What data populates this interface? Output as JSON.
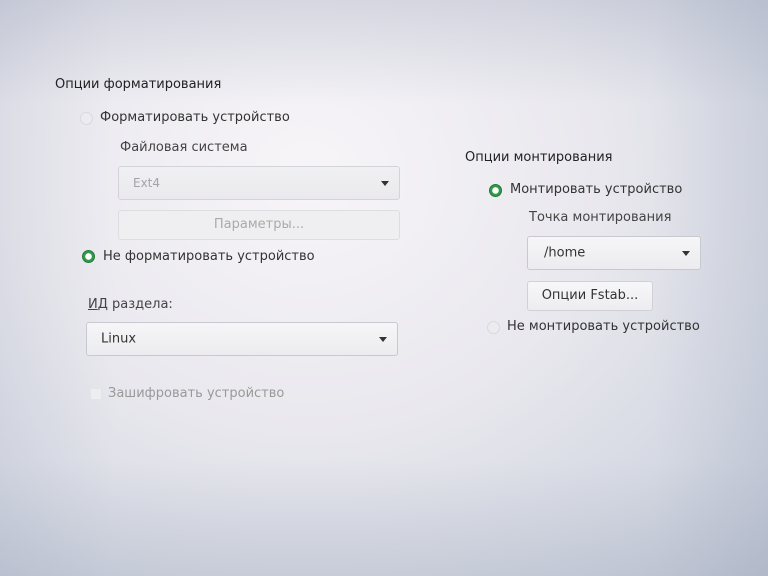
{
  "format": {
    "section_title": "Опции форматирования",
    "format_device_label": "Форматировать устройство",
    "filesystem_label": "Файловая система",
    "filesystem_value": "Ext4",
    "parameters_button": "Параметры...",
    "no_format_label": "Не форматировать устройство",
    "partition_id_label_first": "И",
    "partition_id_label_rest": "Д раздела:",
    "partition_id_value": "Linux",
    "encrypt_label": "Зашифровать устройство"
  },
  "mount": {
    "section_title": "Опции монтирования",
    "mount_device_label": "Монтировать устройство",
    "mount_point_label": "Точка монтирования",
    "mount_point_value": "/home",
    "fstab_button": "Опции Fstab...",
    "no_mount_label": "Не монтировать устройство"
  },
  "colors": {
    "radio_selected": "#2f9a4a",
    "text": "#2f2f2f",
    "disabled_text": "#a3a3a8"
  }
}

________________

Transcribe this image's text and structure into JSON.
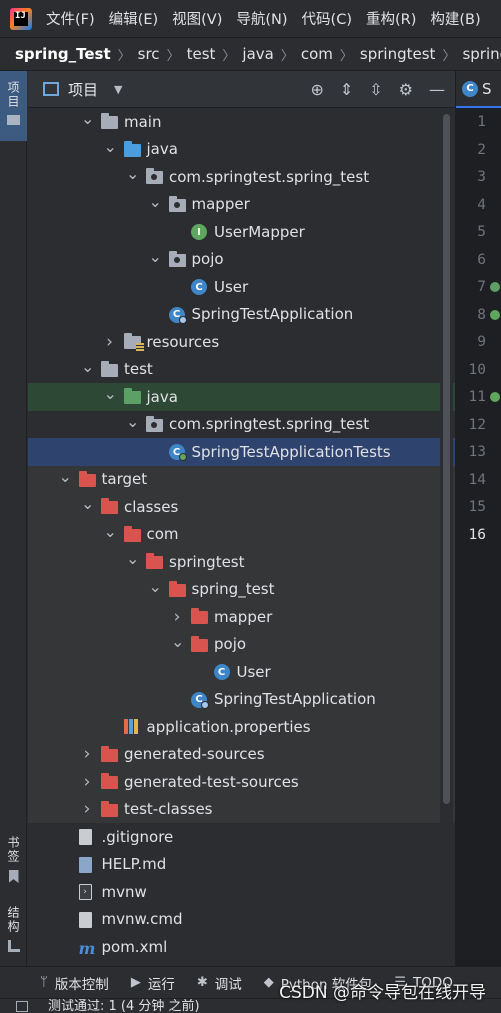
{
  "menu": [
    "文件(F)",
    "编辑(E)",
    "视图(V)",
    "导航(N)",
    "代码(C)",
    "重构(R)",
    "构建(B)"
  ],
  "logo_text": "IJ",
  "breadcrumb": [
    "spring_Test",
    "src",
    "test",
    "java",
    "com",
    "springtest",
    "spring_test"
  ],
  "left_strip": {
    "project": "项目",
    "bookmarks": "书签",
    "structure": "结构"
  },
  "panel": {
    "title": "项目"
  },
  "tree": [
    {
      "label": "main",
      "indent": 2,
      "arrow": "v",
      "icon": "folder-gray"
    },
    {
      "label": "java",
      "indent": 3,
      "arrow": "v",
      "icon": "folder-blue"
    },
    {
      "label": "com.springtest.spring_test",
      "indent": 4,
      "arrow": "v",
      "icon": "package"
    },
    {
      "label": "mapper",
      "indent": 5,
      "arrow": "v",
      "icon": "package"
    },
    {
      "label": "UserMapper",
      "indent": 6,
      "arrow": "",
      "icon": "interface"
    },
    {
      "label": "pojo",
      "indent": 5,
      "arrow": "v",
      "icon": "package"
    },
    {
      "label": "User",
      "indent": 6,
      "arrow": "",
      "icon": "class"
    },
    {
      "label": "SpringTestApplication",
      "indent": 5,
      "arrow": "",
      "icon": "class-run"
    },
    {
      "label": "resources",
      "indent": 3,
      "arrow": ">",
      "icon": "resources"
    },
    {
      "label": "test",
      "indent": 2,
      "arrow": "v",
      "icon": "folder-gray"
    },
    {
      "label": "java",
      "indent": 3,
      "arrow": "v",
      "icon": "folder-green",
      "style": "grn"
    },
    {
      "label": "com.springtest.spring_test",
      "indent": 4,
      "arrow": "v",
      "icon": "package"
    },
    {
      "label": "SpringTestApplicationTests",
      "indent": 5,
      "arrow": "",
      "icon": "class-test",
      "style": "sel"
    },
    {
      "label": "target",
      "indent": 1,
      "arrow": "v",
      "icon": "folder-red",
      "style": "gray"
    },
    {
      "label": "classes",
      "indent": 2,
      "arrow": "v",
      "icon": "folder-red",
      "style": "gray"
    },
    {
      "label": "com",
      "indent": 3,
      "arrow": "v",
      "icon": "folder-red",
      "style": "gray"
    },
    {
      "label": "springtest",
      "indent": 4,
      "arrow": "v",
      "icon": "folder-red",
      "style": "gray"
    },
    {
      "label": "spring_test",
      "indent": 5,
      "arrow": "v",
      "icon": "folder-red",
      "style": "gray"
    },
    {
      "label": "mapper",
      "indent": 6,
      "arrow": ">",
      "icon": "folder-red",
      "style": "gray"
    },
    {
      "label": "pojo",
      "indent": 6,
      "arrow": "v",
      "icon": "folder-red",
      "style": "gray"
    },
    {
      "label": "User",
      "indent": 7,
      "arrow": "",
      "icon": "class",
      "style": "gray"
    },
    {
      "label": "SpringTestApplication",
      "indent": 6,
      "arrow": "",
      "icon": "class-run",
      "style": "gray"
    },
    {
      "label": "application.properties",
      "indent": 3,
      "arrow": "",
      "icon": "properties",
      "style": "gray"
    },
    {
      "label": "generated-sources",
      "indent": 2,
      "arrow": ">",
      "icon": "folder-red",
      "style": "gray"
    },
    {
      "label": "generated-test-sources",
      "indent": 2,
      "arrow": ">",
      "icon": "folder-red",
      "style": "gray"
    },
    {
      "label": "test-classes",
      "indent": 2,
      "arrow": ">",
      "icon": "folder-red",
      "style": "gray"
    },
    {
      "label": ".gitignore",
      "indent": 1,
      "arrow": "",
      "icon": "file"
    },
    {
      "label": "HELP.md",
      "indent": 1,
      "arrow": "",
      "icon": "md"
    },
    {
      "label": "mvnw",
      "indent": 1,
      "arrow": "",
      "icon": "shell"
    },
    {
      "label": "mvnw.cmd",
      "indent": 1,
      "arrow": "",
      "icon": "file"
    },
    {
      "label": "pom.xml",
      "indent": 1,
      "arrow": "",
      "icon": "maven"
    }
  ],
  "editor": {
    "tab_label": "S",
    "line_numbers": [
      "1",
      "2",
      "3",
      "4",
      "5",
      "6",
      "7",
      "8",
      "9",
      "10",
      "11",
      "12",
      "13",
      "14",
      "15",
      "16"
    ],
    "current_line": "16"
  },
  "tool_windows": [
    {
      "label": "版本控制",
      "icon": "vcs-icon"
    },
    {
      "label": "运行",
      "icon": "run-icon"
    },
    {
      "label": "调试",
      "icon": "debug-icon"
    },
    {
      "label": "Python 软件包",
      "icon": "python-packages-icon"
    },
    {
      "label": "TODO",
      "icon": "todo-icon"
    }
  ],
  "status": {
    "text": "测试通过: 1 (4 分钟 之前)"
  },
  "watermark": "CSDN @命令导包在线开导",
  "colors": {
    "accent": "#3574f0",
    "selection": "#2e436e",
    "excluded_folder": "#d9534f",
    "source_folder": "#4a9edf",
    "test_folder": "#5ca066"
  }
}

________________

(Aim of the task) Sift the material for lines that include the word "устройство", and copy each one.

(Written solution)
    "format_device_label": "Форматировать устройство",
    "no_format_label": "Не форматировать устройство",
    "encrypt_label": "Зашифровать устройство"
    "mount_device_label": "Монтировать устройство",
    "no_mount_label": "Не монтировать устройство"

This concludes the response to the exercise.